[Exercise]:
Take the data that sits below and write it out again exactly.

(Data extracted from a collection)

+ + +

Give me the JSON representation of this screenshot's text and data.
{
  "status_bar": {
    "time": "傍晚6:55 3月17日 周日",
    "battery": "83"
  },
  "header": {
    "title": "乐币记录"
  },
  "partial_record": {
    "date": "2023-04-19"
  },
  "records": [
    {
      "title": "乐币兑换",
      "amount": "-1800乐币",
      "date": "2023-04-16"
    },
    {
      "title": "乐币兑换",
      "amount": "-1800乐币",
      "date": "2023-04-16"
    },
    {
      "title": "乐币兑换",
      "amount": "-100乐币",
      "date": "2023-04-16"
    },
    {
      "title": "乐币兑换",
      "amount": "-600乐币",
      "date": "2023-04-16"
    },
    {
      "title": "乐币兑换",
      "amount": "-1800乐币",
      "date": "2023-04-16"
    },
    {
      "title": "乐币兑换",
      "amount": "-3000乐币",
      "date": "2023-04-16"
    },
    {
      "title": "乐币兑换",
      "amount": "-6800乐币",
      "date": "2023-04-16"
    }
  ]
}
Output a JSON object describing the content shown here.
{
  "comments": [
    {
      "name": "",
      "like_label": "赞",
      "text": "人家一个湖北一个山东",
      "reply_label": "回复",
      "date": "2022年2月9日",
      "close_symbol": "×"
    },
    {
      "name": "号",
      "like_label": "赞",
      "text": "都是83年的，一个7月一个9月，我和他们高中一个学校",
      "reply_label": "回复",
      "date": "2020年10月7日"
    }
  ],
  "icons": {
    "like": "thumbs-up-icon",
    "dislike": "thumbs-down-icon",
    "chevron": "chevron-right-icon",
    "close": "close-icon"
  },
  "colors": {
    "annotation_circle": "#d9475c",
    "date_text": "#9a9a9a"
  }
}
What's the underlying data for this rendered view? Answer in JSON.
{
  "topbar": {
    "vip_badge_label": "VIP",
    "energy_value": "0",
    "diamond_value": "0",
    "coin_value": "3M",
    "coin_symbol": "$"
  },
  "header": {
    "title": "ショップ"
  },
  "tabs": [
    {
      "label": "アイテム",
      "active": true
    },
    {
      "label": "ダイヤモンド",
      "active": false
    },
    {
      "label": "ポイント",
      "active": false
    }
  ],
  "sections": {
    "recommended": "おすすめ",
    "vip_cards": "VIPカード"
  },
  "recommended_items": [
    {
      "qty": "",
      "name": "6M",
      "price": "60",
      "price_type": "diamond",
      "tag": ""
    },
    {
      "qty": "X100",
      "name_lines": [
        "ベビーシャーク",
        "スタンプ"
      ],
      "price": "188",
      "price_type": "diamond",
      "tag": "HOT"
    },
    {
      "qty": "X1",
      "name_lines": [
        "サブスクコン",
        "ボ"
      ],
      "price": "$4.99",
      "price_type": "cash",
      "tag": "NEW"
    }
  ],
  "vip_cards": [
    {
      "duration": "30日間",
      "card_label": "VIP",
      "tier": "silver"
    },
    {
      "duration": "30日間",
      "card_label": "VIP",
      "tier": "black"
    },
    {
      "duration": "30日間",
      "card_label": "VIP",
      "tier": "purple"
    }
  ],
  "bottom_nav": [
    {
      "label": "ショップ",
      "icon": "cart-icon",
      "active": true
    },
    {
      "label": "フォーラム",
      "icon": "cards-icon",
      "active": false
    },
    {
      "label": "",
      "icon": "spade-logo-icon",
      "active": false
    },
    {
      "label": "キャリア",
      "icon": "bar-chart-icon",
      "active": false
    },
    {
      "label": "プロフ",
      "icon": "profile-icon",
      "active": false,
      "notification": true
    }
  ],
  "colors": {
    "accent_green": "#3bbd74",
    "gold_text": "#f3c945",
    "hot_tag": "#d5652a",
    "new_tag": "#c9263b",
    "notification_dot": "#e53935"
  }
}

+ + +

[Solved problem]:
Give me the JSON representation of this screenshot's text and data.
{
  "status_bar": {
    "time": "傍晚6:55 3月17日 周日",
    "battery": "83"
  },
  "header": {
    "title": "乐币记录"
  },
  "partial_record": {
    "date": "2023-04-19"
  },
  "records": [
    {
      "title": "乐币兑换",
      "amount": "-1800乐币",
      "date": "2023-04-16"
    },
    {
      "title": "乐币兑换",
      "amount": "-1800乐币",
      "date": "2023-04-16"
    },
    {
      "title": "乐币兑换",
      "amount": "-100乐币",
      "date": "2023-04-16"
    },
    {
      "title": "乐币兑换",
      "amount": "-600乐币",
      "date": "2023-04-16"
    },
    {
      "title": "乐币兑换",
      "amount": "-1800乐币",
      "date": "2023-04-16"
    },
    {
      "title": "乐币兑换",
      "amount": "-3000乐币",
      "date": "2023-04-16"
    },
    {
      "title": "乐币兑换",
      "amount": "-6800乐币",
      "date": "2023-04-16"
    }
  ]
}
Output a JSON object describing the content shown here.
{
  "comments": [
    {
      "name": "",
      "like_label": "赞",
      "text": "人家一个湖北一个山东",
      "reply_label": "回复",
      "date": "2022年2月9日",
      "close_symbol": "×"
    },
    {
      "name": "号",
      "like_label": "赞",
      "text": "都是83年的，一个7月一个9月，我和他们高中一个学校",
      "reply_label": "回复",
      "date": "2020年10月7日"
    }
  ],
  "icons": {
    "like": "thumbs-up-icon",
    "dislike": "thumbs-down-icon",
    "chevron": "chevron-right-icon",
    "close": "close-icon"
  },
  "colors": {
    "annotation_circle": "#d9475c",
    "date_text": "#9a9a9a"
  }
}
What's the underlying data for this rendered view? Answer in JSON.
{
  "topbar": {
    "vip_badge_label": "VIP",
    "energy_value": "0",
    "diamond_value": "0",
    "coin_value": "3M",
    "coin_symbol": "$"
  },
  "header": {
    "title": "ショップ"
  },
  "tabs": [
    {
      "label": "アイテム",
      "active": true
    },
    {
      "label": "ダイヤモンド",
      "active": false
    },
    {
      "label": "ポイント",
      "active": false
    }
  ],
  "sections": {
    "recommended": "おすすめ",
    "vip_cards": "VIPカード"
  },
  "recommended_items": [
    {
      "qty": "",
      "name": "6M",
      "price": "60",
      "price_type": "diamond",
      "tag": ""
    },
    {
      "qty": "X100",
      "name_lines": [
        "ベビーシャーク",
        "スタンプ"
      ],
      "price": "188",
      "price_type": "diamond",
      "tag": "HOT"
    },
    {
      "qty": "X1",
      "name_lines": [
        "サブスクコン",
        "ボ"
      ],
      "price": "$4.99",
      "price_type": "cash",
      "tag": "NEW"
    }
  ],
  "vip_cards": [
    {
      "duration": "30日間",
      "card_label": "VIP",
      "tier": "silver"
    },
    {
      "duration": "30日間",
      "card_label": "VIP",
      "tier": "black"
    },
    {
      "duration": "30日間",
      "card_label": "VIP",
      "tier": "purple"
    }
  ],
  "bottom_nav": [
    {
      "label": "ショップ",
      "icon": "cart-icon",
      "active": true
    },
    {
      "label": "フォーラム",
      "icon": "cards-icon",
      "active": false
    },
    {
      "label": "",
      "icon": "spade-logo-icon",
      "active": false
    },
    {
      "label": "キャリア",
      "icon": "bar-chart-icon",
      "active": false
    },
    {
      "label": "プロフ",
      "icon": "profile-icon",
      "active": false,
      "notification": true
    }
  ],
  "colors": {
    "accent_green": "#3bbd74",
    "gold_text": "#f3c945",
    "hot_tag": "#d5652a",
    "new_tag": "#c9263b",
    "notification_dot": "#e53935"
  }
}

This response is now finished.